**Exercise instructions:** Go through the listing and copy each line that has the string "icon" in it.

━━ Entries shown

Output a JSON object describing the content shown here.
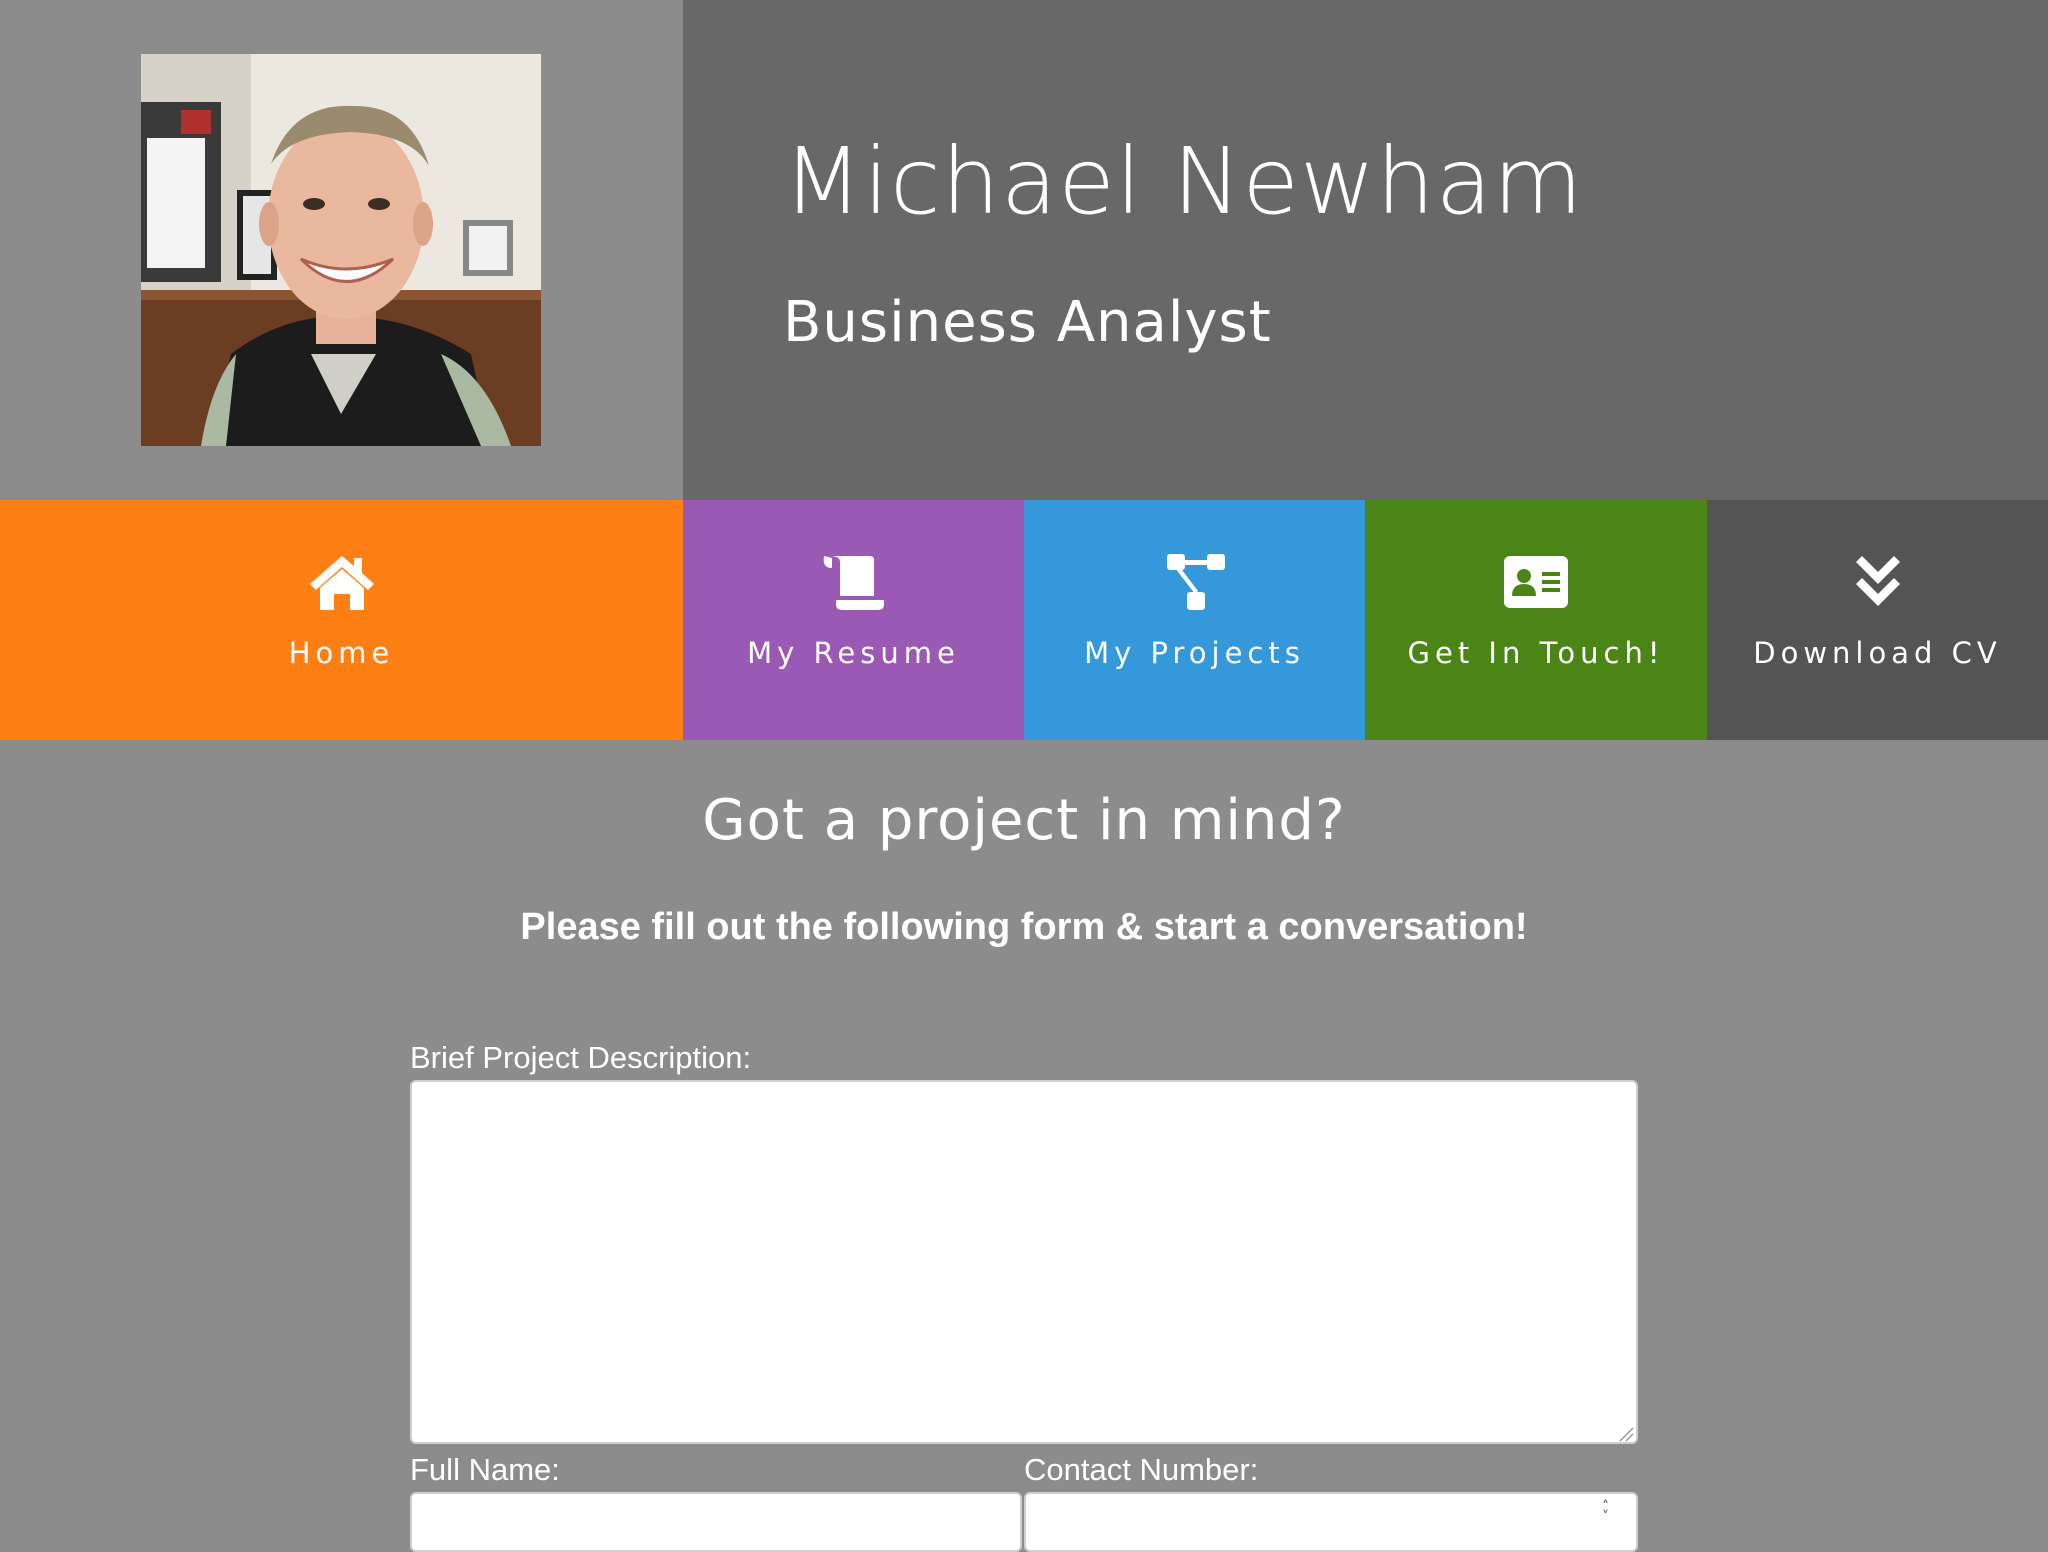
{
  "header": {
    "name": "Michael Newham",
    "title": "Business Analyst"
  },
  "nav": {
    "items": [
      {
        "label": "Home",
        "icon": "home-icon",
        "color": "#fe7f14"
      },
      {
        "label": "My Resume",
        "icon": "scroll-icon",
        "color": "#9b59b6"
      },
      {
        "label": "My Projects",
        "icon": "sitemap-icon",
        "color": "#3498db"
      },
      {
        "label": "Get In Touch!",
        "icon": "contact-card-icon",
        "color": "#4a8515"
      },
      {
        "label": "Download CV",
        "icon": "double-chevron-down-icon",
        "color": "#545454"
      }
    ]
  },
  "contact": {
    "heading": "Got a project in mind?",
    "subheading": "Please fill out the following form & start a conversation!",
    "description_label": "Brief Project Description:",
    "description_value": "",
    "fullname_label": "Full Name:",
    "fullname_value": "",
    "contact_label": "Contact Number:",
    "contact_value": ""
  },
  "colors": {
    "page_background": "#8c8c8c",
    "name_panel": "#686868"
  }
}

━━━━

**Response below:**
        "icon": "home-icon",
        "icon": "scroll-icon",
        "icon": "sitemap-icon",
        "icon": "contact-card-icon",
        "icon": "double-chevron-down-icon",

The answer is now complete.